What you have to do:
Go through each line of the records below and count those with the word "this". Give only the count.

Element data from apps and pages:
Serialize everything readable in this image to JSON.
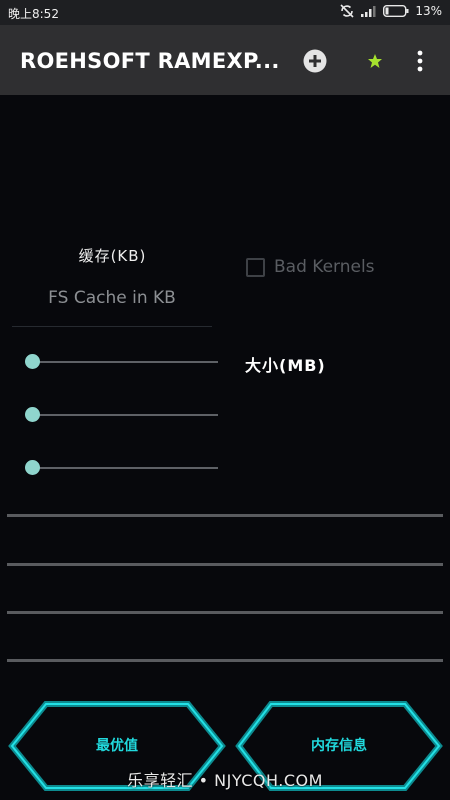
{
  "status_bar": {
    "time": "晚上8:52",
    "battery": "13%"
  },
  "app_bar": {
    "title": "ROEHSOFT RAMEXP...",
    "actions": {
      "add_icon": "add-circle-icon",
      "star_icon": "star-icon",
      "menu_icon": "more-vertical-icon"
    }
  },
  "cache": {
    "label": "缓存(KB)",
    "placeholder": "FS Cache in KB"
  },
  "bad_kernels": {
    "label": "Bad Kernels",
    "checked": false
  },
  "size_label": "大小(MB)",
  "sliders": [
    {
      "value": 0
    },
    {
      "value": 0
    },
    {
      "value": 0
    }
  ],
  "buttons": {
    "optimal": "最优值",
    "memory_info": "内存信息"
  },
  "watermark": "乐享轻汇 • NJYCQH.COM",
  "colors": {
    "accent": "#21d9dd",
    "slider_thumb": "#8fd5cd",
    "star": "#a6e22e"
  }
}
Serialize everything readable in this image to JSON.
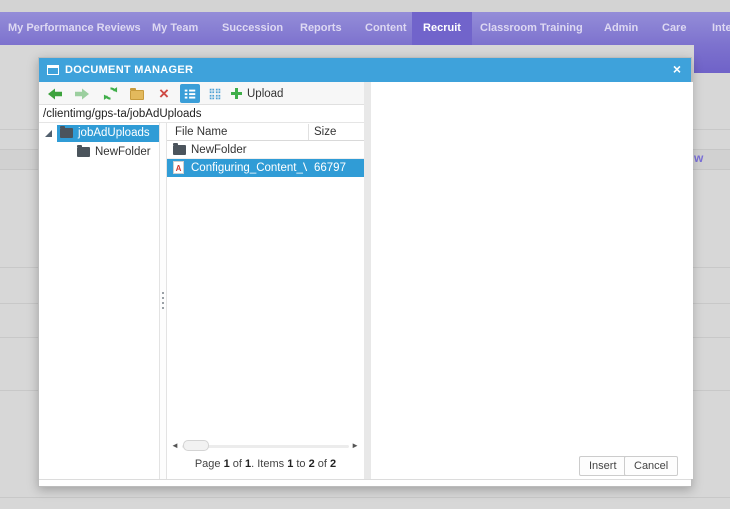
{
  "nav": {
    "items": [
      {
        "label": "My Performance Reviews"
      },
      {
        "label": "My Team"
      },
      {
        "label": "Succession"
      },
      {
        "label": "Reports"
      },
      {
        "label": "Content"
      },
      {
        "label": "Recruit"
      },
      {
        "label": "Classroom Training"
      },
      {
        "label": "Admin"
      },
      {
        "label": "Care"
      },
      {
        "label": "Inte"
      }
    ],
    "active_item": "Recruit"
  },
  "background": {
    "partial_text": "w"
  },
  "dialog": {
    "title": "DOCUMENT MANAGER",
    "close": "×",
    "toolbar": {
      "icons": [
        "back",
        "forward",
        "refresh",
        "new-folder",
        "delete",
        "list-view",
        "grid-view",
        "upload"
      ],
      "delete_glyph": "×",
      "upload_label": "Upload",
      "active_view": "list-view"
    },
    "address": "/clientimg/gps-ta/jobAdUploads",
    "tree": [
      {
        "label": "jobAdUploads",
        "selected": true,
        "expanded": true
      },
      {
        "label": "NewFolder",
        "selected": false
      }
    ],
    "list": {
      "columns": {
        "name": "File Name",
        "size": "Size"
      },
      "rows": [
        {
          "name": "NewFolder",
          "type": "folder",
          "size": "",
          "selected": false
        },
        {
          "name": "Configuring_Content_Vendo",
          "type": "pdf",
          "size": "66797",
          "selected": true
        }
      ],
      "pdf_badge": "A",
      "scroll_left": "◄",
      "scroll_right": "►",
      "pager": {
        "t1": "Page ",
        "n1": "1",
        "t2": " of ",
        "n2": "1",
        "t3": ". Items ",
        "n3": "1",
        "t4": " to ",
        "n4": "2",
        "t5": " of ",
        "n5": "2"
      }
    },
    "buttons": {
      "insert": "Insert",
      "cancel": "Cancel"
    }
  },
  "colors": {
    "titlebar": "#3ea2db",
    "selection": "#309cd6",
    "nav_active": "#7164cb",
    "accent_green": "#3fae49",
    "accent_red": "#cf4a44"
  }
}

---

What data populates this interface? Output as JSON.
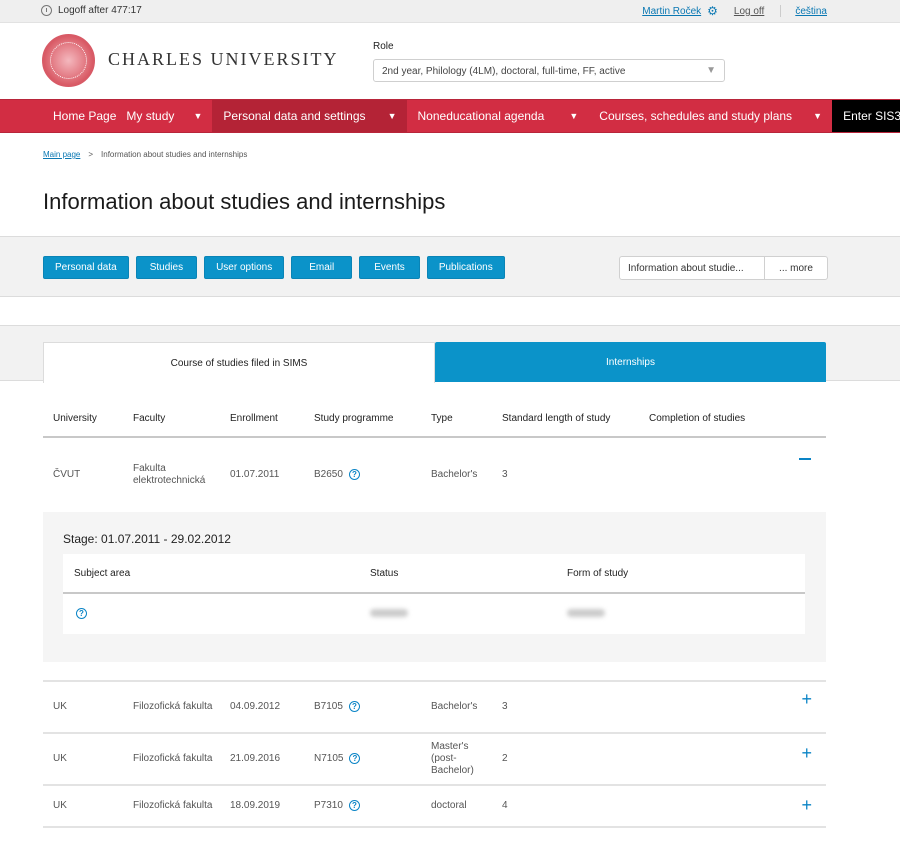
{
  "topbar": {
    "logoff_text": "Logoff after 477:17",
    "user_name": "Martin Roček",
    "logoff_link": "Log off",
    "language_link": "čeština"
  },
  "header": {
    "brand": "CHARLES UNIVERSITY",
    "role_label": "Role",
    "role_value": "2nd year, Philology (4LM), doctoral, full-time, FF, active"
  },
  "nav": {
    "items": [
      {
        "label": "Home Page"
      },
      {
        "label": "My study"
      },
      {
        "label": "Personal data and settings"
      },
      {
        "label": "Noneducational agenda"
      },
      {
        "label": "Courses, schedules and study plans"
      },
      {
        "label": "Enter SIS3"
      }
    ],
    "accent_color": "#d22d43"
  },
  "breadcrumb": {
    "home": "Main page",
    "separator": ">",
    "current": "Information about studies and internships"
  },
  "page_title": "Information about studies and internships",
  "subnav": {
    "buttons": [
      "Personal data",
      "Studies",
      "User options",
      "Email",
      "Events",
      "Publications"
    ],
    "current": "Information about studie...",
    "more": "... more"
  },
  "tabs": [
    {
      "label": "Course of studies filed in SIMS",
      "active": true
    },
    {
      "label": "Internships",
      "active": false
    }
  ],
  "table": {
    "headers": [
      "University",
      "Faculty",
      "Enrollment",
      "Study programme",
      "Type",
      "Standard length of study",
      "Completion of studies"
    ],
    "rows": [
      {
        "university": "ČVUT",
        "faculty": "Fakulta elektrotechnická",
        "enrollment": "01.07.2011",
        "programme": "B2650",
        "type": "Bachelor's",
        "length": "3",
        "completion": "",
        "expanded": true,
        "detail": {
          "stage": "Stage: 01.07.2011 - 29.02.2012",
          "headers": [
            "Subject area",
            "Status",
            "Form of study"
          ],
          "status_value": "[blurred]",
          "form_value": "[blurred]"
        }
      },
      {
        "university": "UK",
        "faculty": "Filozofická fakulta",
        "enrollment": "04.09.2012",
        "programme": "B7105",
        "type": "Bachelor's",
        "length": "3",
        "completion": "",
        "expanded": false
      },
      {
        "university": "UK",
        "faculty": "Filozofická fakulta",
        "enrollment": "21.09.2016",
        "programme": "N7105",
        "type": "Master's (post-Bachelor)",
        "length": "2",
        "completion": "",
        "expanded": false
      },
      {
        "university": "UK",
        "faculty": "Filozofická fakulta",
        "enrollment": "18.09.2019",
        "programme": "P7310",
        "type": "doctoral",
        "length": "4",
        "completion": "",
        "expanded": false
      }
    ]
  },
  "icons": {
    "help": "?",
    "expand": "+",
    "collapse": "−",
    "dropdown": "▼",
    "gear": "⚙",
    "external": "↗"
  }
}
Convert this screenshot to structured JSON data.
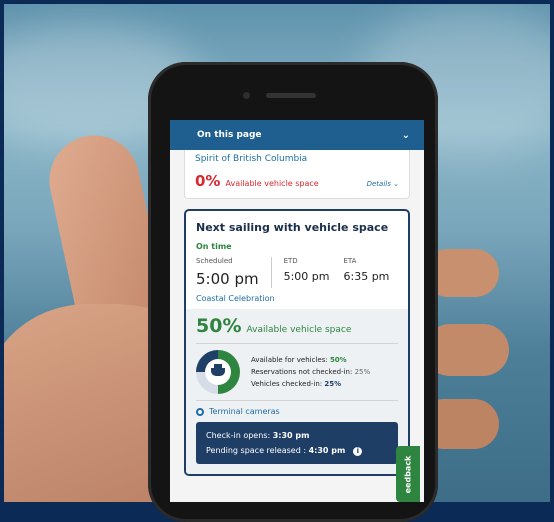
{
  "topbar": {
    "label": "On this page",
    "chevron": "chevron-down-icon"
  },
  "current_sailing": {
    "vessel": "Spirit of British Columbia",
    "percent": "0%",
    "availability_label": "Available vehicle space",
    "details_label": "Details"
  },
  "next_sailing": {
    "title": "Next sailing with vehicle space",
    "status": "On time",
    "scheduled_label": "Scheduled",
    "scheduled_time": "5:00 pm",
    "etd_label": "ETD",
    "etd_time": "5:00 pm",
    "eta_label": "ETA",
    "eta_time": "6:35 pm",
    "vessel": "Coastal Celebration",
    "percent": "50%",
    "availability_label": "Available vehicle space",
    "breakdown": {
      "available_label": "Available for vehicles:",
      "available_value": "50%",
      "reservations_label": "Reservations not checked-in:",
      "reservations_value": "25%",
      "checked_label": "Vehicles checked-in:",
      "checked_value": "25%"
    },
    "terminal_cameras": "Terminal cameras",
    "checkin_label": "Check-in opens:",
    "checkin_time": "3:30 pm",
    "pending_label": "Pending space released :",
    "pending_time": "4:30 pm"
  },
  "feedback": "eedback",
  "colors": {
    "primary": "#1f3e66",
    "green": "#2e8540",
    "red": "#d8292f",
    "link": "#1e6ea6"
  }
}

Finished task:
5